Title: Tale of Two Cities
Author: Charles Dickens
Year I read it: 2004, 2006
One sentence summary: The classic novel of the French Revolution; of doppelgangers; of family devotion, betrayal, and shame; and of the relation of two cities: London and Paris.
Interesting fact: Dickens's only historical fiction novel.
Three reasons to read it:
- If you, like me, think Dickens is a bit heavy-handed in his symbolism and caricatures and length, etc... Let me assure you, this book is better than most. [It's like Spielberg's Lincoln - he seems to have stepped back enough to let the characters breathe and fill the space he's created.]
- Sydney Carton. No, I'm not
justfangirling. I may have a thing for complex, quasi-scoundrelly protagonists. But it's not just that. Sydney is genuinely amazing. He's brilliant creation and he makes the rest of this story work.
- This is one of those books that you have to trust that the author is weaving a web of plots and that they will somehow connect in the end. Dickens does a fabulous job of bringing all his threads together for a spectacular climax - no loose ends, no characters wasted.
One reason you maybe shouldn't:
- Being that it's Dickens, there are still (in my opinion) the issue of the weak-or-evil-female conundrum.
“A wonderful fact to reflect upon, that every human creature is constituted to be that profound secret and mystery to every other.”
“I wish you to know that you have been the last dream of my soul.”
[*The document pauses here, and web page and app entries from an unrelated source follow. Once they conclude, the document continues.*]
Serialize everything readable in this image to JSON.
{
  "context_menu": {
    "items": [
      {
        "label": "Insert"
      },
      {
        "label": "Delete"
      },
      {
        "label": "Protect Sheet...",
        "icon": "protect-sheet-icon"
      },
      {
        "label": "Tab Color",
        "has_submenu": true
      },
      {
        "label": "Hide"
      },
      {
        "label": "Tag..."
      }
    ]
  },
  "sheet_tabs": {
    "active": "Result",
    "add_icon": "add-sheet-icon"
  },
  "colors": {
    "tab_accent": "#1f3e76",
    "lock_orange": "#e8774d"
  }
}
"Oh, you will let me hold your brave hand, stranger?""Hush! Yes, my poor sister; to the last.”